However, the real benefit of HTML5 support is that more users can access the HMI screens pretty much regardless of the device type. Many features of HTML5 specifically target low-powered devices such as smartphones and tablets. And the browsers on almost all these newer mobile devices all support HTML5. In particular, HTML5 adds new syntactic features for video and audio. There are also features that make it easier for developers to incorporate scalable vector graphics and mathematical equations. The thrust of these improvements is to simplify the task of handling multimedia and graphical content on the Web without having to resort to proprietary plug-ins and APIs.
Though the framework for HTML5 has been around for a few years, its definitions have only recently become stable enough to encourage its widespread adoption. One recent report found that 153 of U. S. Fortune 500 companies have implemented HTML5 on their corporate Web sites.
Like HTML5, multitouch technology has recently become available to the automation world thanks to the arrival of Windows 7, the first Windows-based operating system to support multitouch. While not widely found in HMI packages, multitouch is starting to show up in HMIs that use Windows 7 and Windows 8. However, a point to note is that multitouch is not the same thing as a touchscreen. A traditional touchscreen application recognizes single touches to access specific areas of different screens, basically replacing a pointing device such as a mouse or trackball. A multitouch HMI, on the other hand, works differently. It recognizes the position of several touches and finger movements, which are referred to as “gestures.”

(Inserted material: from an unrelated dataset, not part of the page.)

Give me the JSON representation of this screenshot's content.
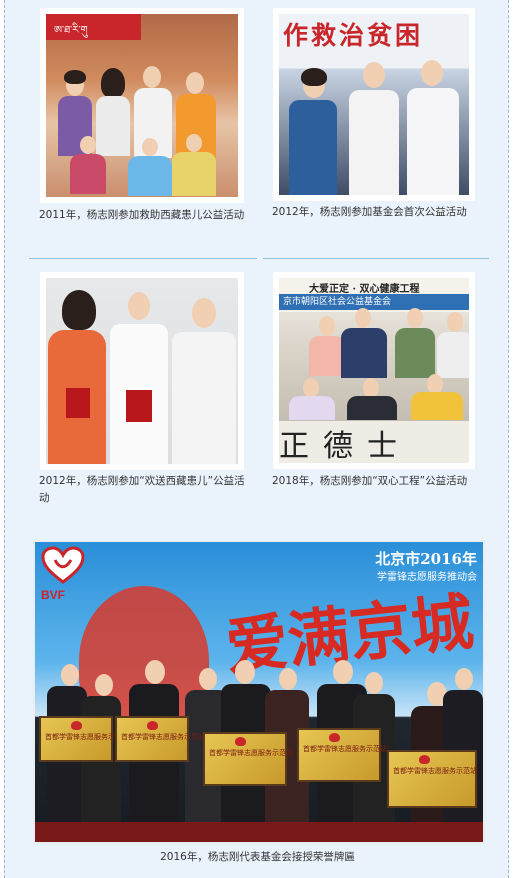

Use of multitouch gestures simplifies the execution of commands, making them up to three times faster than those on traditional touchscreens. These gestures — pinch, zoom, swipe, and so forth — are the same as those used in ordinary smartphones and tablets.
HMI software has also used widgets to provide a graphical representation, such as trend screens, which otherwise can’t be rendered directly on the mobile screen. However, not all HMI software offers a library of widgets for these applications, which makes it difficult or impossible to view certain screens from a handheld device. While the ability to receive alarms on a tablet or phone is not a new development, a widget is often required to view the data graphically. Otherwise, users merely see a text object describing the information.

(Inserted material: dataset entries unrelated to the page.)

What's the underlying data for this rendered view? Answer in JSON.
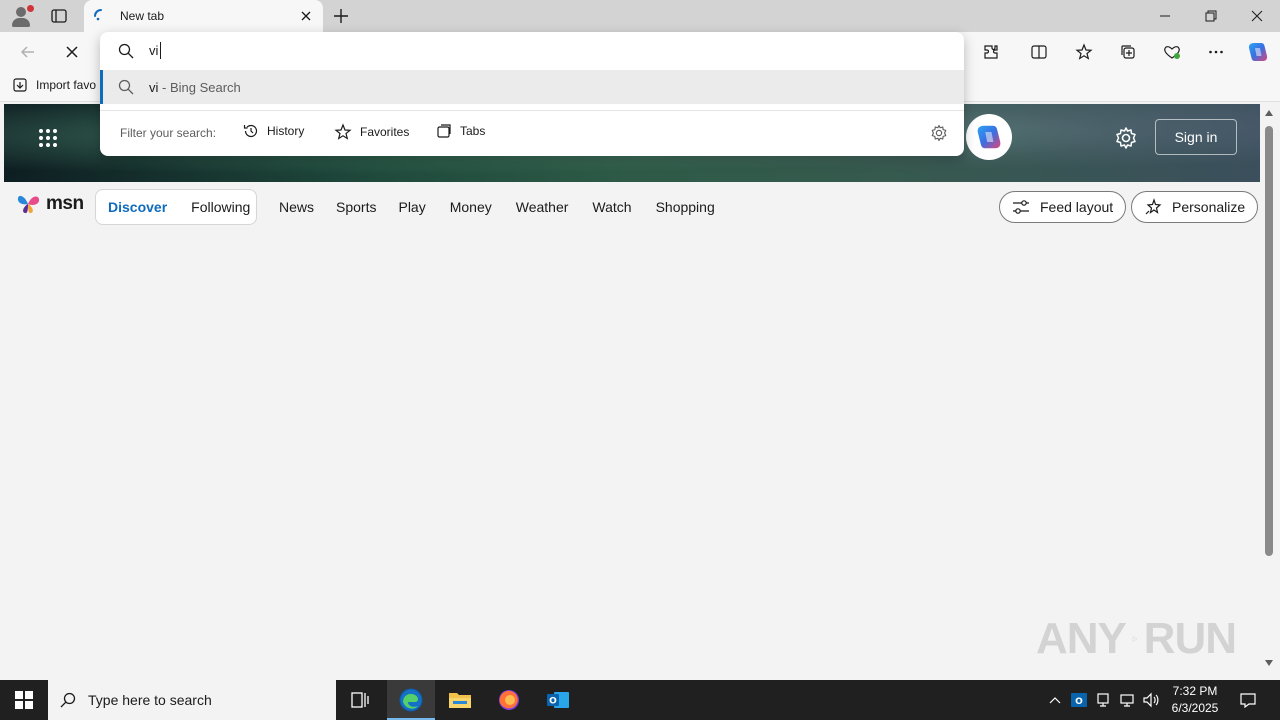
{
  "browser": {
    "tab_title": "New tab",
    "favorites_bar_item": "Import favo"
  },
  "omnibox": {
    "query": "vi",
    "suggestion_main": "vi",
    "suggestion_sub": " - Bing Search",
    "filter_label": "Filter your search:",
    "filters": [
      "History",
      "Favorites",
      "Tabs"
    ]
  },
  "msn": {
    "logo_text": "msn",
    "segments": [
      "Discover",
      "Following"
    ],
    "nav_links": [
      "News",
      "Sports",
      "Play",
      "Money",
      "Weather",
      "Watch",
      "Shopping"
    ],
    "feed_layout_label": "Feed layout",
    "personalize_label": "Personalize",
    "sign_in_label": "Sign in"
  },
  "watermark": {
    "text": "ANY",
    "text2": "RUN"
  },
  "taskbar": {
    "search_placeholder": "Type here to search",
    "time": "7:32 PM",
    "date": "6/3/2025"
  },
  "colors": {
    "accent": "#0f6cbd",
    "taskbar": "#202020"
  }
}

All in all, PC-based HMI software and operator interface terminals running proprietary HMI software are improving the remote-access experience, but not all such HMI platforms are created equal. Virtually all HMI suppliers now offer remote access, but some do it better than others.